:: Instructions to follow ::
Check every line below for the word "label" and copy each one that has it.

:: Source material ::
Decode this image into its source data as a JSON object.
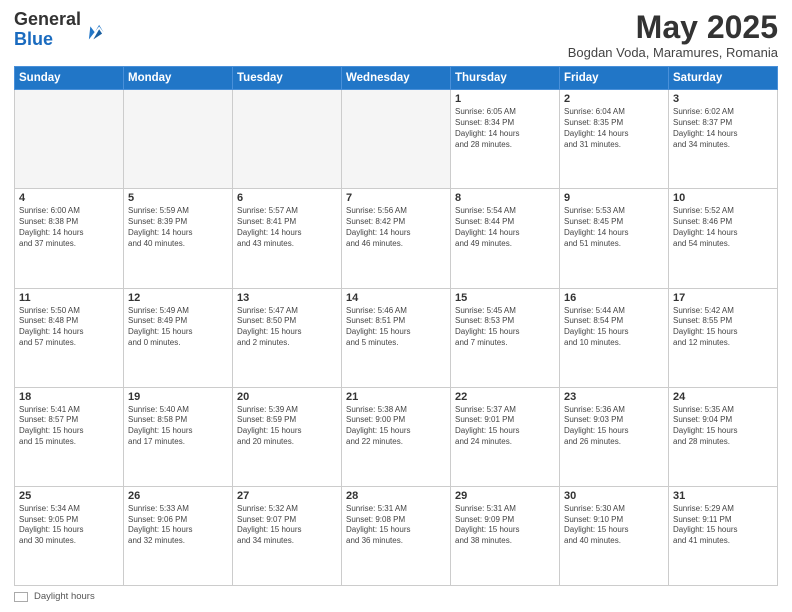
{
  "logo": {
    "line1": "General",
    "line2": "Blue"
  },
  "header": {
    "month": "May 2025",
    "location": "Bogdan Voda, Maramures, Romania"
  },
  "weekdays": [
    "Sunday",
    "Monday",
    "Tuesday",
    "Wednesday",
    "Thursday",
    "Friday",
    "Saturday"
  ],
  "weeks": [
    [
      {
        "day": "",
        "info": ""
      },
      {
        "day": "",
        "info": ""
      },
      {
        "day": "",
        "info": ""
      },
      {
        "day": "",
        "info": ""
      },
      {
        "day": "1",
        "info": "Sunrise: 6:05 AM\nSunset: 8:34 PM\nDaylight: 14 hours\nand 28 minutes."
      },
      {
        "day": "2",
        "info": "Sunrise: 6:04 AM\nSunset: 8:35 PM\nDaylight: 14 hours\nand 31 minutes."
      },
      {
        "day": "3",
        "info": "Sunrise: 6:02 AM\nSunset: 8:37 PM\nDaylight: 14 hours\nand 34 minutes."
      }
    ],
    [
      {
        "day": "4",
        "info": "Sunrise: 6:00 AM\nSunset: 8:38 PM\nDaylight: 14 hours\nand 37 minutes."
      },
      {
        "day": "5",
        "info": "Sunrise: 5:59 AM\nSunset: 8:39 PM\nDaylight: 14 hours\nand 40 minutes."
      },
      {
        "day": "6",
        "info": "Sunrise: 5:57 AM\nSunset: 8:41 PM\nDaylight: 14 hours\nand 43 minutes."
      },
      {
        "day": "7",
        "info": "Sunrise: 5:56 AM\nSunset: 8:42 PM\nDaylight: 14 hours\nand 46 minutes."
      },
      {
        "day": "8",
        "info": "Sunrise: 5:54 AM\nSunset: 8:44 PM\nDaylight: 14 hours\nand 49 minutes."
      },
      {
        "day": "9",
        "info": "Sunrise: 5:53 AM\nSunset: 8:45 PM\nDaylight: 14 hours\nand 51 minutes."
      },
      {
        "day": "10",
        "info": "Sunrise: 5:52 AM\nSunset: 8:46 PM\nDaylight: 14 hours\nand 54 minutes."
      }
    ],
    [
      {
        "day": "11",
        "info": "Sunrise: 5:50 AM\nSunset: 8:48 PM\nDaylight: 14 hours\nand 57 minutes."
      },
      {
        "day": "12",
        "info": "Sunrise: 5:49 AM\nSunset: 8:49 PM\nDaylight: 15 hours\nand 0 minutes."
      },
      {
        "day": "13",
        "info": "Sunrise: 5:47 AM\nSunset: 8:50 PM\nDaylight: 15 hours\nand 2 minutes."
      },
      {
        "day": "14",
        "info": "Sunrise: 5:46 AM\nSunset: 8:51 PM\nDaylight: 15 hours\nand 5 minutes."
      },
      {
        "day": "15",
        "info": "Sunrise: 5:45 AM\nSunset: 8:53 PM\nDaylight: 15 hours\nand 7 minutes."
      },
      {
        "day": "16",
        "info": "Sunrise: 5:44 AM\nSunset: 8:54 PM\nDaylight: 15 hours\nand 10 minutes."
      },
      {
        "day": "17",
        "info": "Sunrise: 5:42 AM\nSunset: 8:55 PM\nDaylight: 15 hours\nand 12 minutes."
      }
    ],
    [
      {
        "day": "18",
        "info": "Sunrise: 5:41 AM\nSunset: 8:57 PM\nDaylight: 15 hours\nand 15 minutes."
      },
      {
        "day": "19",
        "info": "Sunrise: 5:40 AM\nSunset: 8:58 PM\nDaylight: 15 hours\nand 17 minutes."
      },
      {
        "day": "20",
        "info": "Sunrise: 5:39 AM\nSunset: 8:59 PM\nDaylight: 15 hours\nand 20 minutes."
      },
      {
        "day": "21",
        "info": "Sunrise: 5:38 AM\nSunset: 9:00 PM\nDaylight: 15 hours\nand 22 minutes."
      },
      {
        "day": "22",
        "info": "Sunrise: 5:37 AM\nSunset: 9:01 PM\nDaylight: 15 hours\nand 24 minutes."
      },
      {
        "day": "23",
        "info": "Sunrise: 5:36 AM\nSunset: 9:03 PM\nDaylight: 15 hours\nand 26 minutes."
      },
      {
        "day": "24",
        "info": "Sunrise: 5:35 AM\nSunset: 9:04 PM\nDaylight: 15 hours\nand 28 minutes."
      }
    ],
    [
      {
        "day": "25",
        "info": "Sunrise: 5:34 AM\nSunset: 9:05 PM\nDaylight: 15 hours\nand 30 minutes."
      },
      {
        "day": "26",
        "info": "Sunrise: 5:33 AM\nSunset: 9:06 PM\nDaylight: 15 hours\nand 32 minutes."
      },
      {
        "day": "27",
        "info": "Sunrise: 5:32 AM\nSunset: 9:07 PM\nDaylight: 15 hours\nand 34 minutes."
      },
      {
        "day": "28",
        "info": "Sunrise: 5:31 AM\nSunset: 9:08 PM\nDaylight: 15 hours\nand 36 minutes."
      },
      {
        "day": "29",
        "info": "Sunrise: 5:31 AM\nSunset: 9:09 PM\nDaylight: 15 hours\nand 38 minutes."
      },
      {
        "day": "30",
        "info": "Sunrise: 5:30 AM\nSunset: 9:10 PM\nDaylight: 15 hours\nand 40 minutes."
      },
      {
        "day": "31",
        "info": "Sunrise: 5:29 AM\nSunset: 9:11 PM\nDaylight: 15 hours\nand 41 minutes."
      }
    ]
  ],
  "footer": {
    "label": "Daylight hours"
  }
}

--

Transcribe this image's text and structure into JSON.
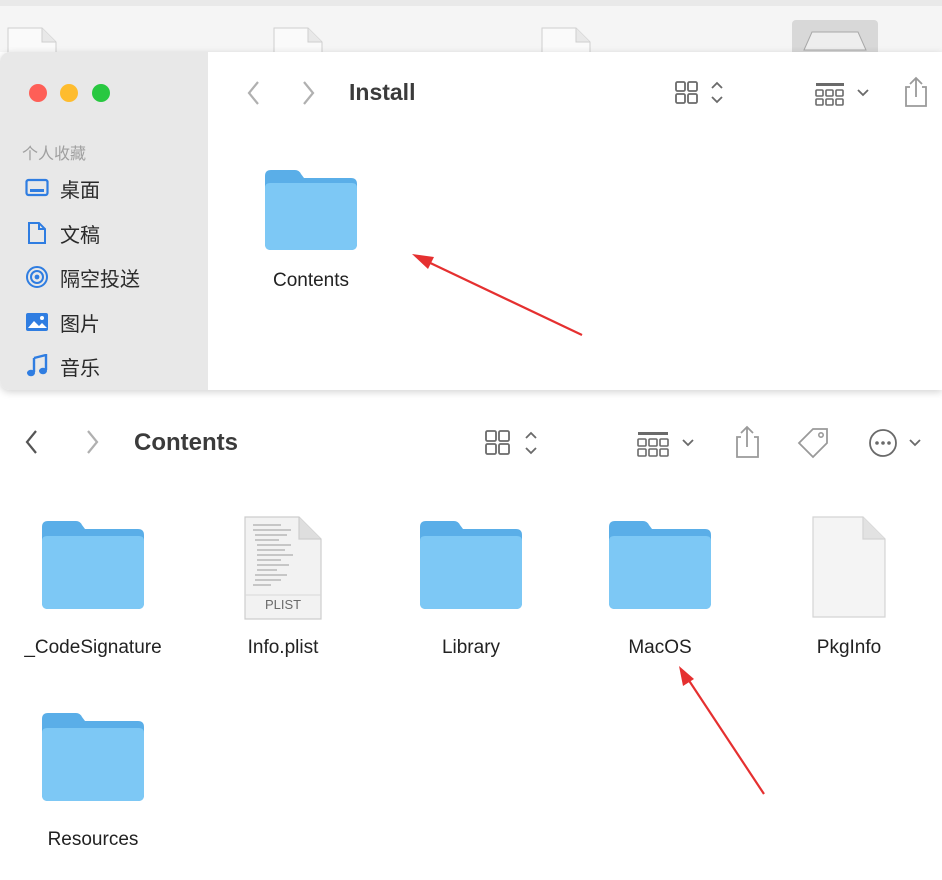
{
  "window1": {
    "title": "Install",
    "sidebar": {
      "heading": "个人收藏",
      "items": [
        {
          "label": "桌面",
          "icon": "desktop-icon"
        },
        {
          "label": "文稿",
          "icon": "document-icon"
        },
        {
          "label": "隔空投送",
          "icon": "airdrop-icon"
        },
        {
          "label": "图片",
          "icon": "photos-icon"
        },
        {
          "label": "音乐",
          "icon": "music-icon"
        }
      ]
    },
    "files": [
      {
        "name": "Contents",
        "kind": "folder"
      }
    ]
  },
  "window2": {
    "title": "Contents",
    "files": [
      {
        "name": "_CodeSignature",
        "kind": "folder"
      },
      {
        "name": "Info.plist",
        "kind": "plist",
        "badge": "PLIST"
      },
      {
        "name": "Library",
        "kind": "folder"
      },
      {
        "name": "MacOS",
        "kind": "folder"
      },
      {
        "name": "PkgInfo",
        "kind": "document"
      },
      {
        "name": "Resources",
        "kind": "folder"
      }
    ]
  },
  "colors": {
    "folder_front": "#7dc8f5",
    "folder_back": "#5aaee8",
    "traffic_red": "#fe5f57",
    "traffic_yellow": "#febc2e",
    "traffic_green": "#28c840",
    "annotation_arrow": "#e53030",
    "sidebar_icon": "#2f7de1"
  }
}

:: Solution to this problem ::
    "label": "Daylight hours"
          "label": "桌面",
          "label": "文稿",
          "label": "隔空投送",
          "label": "图片",
          "label": "音乐",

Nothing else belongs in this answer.